◆ **What is being asked**: Having read the entries, repeat all of them exactly.
-*-
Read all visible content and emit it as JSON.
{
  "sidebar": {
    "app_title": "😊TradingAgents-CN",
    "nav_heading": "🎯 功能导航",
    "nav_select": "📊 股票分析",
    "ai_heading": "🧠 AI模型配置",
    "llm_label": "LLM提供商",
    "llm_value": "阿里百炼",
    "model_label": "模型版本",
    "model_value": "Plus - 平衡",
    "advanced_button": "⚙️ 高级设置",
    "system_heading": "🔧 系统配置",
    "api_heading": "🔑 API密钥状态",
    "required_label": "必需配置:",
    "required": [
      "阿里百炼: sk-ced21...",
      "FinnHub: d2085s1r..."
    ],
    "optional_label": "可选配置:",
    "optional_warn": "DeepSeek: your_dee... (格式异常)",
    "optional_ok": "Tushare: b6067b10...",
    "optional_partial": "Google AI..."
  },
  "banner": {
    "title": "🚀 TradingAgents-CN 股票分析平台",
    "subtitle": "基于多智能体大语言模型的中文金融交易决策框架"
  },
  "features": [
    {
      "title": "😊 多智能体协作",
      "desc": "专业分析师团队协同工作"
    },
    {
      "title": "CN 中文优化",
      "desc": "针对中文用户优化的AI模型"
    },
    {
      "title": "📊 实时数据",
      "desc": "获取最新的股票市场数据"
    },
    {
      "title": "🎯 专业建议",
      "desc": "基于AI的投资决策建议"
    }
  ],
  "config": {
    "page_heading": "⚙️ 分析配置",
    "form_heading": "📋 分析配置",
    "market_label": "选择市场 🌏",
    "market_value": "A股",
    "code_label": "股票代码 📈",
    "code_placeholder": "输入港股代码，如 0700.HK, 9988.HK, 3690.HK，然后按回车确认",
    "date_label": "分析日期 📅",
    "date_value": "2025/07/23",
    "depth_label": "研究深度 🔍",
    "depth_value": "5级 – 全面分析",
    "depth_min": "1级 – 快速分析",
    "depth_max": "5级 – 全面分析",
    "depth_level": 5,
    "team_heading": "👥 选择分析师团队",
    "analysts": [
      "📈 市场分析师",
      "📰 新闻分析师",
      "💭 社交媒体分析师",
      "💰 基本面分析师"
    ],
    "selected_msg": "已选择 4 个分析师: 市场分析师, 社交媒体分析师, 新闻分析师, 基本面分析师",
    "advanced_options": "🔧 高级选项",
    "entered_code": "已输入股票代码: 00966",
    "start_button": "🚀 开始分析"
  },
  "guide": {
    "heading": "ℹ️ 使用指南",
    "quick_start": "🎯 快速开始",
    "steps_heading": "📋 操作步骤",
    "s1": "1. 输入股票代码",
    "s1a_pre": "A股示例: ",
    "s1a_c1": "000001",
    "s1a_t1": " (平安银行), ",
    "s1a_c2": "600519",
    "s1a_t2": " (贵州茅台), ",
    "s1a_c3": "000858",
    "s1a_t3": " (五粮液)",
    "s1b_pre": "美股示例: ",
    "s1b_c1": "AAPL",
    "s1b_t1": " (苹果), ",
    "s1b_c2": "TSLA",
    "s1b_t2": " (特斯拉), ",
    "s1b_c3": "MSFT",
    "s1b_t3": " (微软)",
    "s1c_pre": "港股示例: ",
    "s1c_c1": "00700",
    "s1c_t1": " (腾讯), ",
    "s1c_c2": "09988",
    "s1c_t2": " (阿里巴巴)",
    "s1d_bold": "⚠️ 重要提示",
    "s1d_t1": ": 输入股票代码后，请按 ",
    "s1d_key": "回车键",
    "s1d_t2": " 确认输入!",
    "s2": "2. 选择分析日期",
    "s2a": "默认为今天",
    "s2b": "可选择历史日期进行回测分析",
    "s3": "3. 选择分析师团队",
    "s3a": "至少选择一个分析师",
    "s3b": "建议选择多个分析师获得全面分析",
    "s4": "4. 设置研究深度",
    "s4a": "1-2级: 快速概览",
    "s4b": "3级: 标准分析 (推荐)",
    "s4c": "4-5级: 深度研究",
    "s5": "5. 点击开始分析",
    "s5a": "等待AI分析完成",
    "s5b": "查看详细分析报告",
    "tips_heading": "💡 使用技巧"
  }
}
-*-
◆ **Written solution**:
Read all visible content and emit it as JSON.
{
  "sidebar": {
    "app_title": "😊TradingAgents-CN",
    "nav_heading": "🎯 功能导航",
    "nav_select": "📊 股票分析",
    "ai_heading": "🧠 AI模型配置",
    "llm_label": "LLM提供商",
    "llm_value": "阿里百炼",
    "model_label": "模型版本",
    "model_value": "Plus - 平衡",
    "advanced_button": "⚙️ 高级设置",
    "system_heading": "🔧 系统配置",
    "api_heading": "🔑 API密钥状态",
    "required_label": "必需配置:",
    "required": [
      "阿里百炼: sk-ced21...",
      "FinnHub: d2085s1r..."
    ],
    "optional_label": "可选配置:",
    "optional_warn": "DeepSeek: your_dee... (格式异常)",
    "optional_ok": "Tushare: b6067b10...",
    "optional_partial": "Google AI..."
  },
  "banner": {
    "title": "🚀 TradingAgents-CN 股票分析平台",
    "subtitle": "基于多智能体大语言模型的中文金融交易决策框架"
  },
  "features": [
    {
      "title": "😊 多智能体协作",
      "desc": "专业分析师团队协同工作"
    },
    {
      "title": "CN 中文优化",
      "desc": "针对中文用户优化的AI模型"
    },
    {
      "title": "📊 实时数据",
      "desc": "获取最新的股票市场数据"
    },
    {
      "title": "🎯 专业建议",
      "desc": "基于AI的投资决策建议"
    }
  ],
  "config": {
    "page_heading": "⚙️ 分析配置",
    "form_heading": "📋 分析配置",
    "market_label": "选择市场 🌏",
    "market_value": "A股",
    "code_label": "股票代码 📈",
    "code_placeholder": "输入港股代码，如 0700.HK, 9988.HK, 3690.HK，然后按回车确认",
    "date_label": "分析日期 📅",
    "date_value": "2025/07/23",
    "depth_label": "研究深度 🔍",
    "depth_value": "5级 – 全面分析",
    "depth_min": "1级 – 快速分析",
    "depth_max": "5级 – 全面分析",
    "depth_level": 5,
    "team_heading": "👥 选择分析师团队",
    "analysts": [
      "📈 市场分析师",
      "📰 新闻分析师",
      "💭 社交媒体分析师",
      "💰 基本面分析师"
    ],
    "selected_msg": "已选择 4 个分析师: 市场分析师, 社交媒体分析师, 新闻分析师, 基本面分析师",
    "advanced_options": "🔧 高级选项",
    "entered_code": "已输入股票代码: 00966",
    "start_button": "🚀 开始分析"
  },
  "guide": {
    "heading": "ℹ️ 使用指南",
    "quick_start": "🎯 快速开始",
    "steps_heading": "📋 操作步骤",
    "s1": "1. 输入股票代码",
    "s1a_pre": "A股示例: ",
    "s1a_c1": "000001",
    "s1a_t1": " (平安银行), ",
    "s1a_c2": "600519",
    "s1a_t2": " (贵州茅台), ",
    "s1a_c3": "000858",
    "s1a_t3": " (五粮液)",
    "s1b_pre": "美股示例: ",
    "s1b_c1": "AAPL",
    "s1b_t1": " (苹果), ",
    "s1b_c2": "TSLA",
    "s1b_t2": " (特斯拉), ",
    "s1b_c3": "MSFT",
    "s1b_t3": " (微软)",
    "s1c_pre": "港股示例: ",
    "s1c_c1": "00700",
    "s1c_t1": " (腾讯), ",
    "s1c_c2": "09988",
    "s1c_t2": " (阿里巴巴)",
    "s1d_bold": "⚠️ 重要提示",
    "s1d_t1": ": 输入股票代码后，请按 ",
    "s1d_key": "回车键",
    "s1d_t2": " 确认输入!",
    "s2": "2. 选择分析日期",
    "s2a": "默认为今天",
    "s2b": "可选择历史日期进行回测分析",
    "s3": "3. 选择分析师团队",
    "s3a": "至少选择一个分析师",
    "s3b": "建议选择多个分析师获得全面分析",
    "s4": "4. 设置研究深度",
    "s4a": "1-2级: 快速概览",
    "s4b": "3级: 标准分析 (推荐)",
    "s4c": "4-5级: 深度研究",
    "s5": "5. 点击开始分析",
    "s5a": "等待AI分析完成",
    "s5b": "查看详细分析报告",
    "tips_heading": "💡 使用技巧"
  }
}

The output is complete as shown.